Aside from the overall growth in funding, and the increase in investor numbers, another positive revealed by the report is that there is a continuing trickle down effect as the percentage of funding going into markets other than the “big four” of Nigeria, Kenya, South Africa, and Egypt” slowly increases. In 2022, “big four” startups raised 80.8 per cent of the annual total, down from 92.1 per cent in 2021.
Gasaatura says this is good news.
“I don’t think it is a lack of talent across the continent, it is a lack of opportunity, and the biggest challenge in the startup space is market access. There is still opportunity for the smaller countries if their startups can find a route to market in the large markets,” he said.
More than half the funded African tech startups from 2022 took part in some form of accelerator or incubation programme either prior to raising, or as part of their raise. This marks a sizeable increase from 2021, with growing interest in African startups from international accelerators such as Y Combinator and Techstars accounting for much of the growth. But how helpful is taking part in an accelerator when it comes to securing venture capital?
“It plays a role, but it is not a silver bullet,” said Gasaatura. “It does play a role in providing some education as to how companies can start to think about their growth and start thinking about investment. One of the biggest complaints we hear from investors when they come to Africa is that they can’t find deals, so these programmes play a role.”
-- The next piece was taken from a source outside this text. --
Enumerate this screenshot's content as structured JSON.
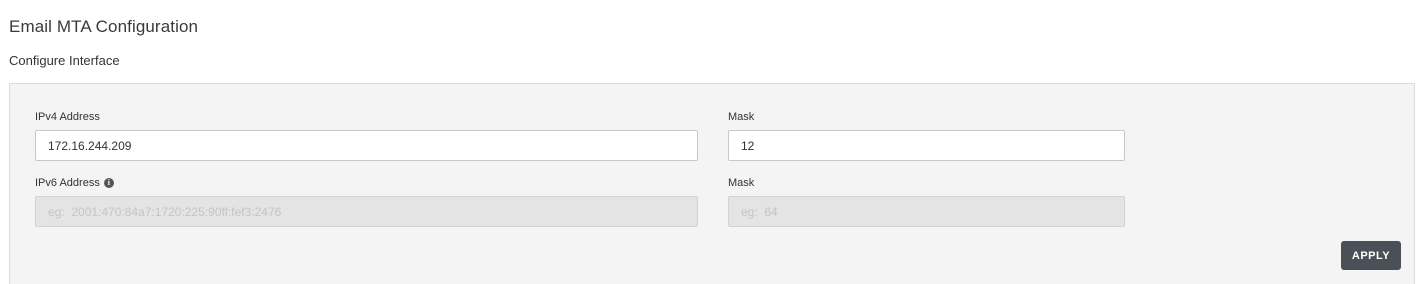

A major negative emerging from the data is the clear evidence that African tech’s gender problem is only getting worse. Only 20.2 per cent of the 633 funded African tech startups in 2022 had at least one woman on their founding team, which is up from 121 in 2021 but still represents a percentage decline from 21.5 per cent. Young says there is no real excuse for this.
“There are a couple of reasons that are often cited – there’s not enough pipeline, there’s not enough quality pipeline, the startups are too early stage, or they don’t have the right skill. We have found that pipeline is definitely not the issue in any way, form, or fashion, and the quality of the female founders is not the issue either,” she said.
The lack of gender diversity is especially disappointing when it is clear that it just makes good business sense to have a diverse portfolio of investments.
“Why on earth would be not want to as venture capitalists have a more balanced view on how we go and source for deal pipeline? And how do we not make really robust, balanced decisions, not based on gender only?” Young said.
Grindstone Accelerator last year partnered Naspers Labs to launch GrindstoneX, an all-female accelerator programme designed to make women-led startups more investible, scalable, and exit-ready. Proactive programmes like this can play a part in fixing the problem, Young said.
“Sometimes it is a case of just reverse engineer the composition of the cohorts in things like accelerators. And we just literally just get on with, and we try for the next number of years to get the balance, and go and recruit these female startups. They are there, they are absolutely brilliant across the continent. It is intentional, it needs to be a meaningful intention to do so,” she said.
VCs also need to make investment committees more balanced, and get more female mentors and coaches on board.
“It really would take a meaningful intention over a sustained period of time, five to 10 years, to get the balance right, and then we are all more profitable and make more money. I don’t see the problem with that,” said Young.